From the liner notes:
Composing doesn’t come easily for me. I’ve always admired Haydn for his prolificity. Imagine: month after month, issuing forth uniquely imaginative works – ah, the flow of it! On the contrary, replacing that water metaphor with its opposite, it seems that each of my forays into the realm of composition has been an “ordeal by fire”.
Always exasperated by the inevitable question, “Why do you compose?”, I eventually settled on the following reply: “There becomes something that I need to hear. If someone else would compose it, I wouldn’t have to go through this.” If I’m being truthful in asserting this, then I conclude that what I need to hear is either the answer to a question or the consequence of tossing that question onto the fire – maybe replacing it with a better one, as Ramana Maharshi taught.
In 1972, with little previous experience, I petitioned to be accepted into the Indiana University Master’s degree program in composition. Part of the entrance requirement was as follows: on a Friday afternoon one is given an envelope containing an instrument-specific “commission”, the work to be completed and delivered by Monday noon. Mine turned out to be trumpet, viola, and harp – a combination not having any historical precedent (and perhaps for good reason!). My first thought for an appropriate title was “Fresh-Squeezed”, but my concerned, coffee-supplying friends persuaded me to opt for something less facetious. Completed in the time allotted, it entered the world as “Phoenix-Flight”.
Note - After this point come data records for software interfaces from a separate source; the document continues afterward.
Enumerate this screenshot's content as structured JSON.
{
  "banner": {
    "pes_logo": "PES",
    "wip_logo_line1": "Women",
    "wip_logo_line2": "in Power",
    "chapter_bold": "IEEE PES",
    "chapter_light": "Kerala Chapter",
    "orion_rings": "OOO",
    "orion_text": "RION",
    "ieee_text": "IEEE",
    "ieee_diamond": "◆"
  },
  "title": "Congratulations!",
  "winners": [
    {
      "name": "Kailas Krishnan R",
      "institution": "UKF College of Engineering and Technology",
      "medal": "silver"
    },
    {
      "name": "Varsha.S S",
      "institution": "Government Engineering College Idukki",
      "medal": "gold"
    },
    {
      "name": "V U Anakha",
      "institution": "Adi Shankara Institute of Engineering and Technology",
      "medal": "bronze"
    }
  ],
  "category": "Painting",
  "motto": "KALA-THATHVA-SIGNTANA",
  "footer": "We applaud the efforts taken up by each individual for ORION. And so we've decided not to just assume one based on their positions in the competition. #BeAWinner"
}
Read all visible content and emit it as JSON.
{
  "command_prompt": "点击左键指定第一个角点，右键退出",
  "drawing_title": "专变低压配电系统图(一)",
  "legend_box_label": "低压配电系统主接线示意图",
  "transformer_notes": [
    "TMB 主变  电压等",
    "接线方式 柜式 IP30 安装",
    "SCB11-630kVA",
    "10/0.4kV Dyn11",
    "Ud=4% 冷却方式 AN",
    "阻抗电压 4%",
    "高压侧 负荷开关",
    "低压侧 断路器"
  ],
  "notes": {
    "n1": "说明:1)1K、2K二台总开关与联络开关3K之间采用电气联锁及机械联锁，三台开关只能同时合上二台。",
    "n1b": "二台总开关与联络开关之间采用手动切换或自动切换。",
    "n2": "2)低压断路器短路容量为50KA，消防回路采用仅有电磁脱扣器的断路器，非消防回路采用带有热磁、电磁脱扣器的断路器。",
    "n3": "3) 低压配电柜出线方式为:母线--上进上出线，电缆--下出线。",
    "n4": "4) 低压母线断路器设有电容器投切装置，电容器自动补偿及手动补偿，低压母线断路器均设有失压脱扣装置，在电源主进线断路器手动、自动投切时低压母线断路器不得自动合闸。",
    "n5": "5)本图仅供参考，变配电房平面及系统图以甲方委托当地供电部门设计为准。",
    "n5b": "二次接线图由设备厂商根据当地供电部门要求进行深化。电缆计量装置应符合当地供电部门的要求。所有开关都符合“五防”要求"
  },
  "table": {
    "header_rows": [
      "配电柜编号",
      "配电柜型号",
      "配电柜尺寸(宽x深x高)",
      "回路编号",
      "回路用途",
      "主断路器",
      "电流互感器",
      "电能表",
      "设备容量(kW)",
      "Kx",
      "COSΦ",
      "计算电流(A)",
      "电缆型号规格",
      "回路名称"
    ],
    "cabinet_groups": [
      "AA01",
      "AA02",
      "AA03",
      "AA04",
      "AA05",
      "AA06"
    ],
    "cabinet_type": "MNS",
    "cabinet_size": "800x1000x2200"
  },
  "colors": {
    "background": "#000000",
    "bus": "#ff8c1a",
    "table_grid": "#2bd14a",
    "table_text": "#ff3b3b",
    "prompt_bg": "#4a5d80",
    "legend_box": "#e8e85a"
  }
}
I’ll leave it to the listener to conclude whether any of these seven works, produced over a period of 40 years, is worthy of having “risen from the ashes”.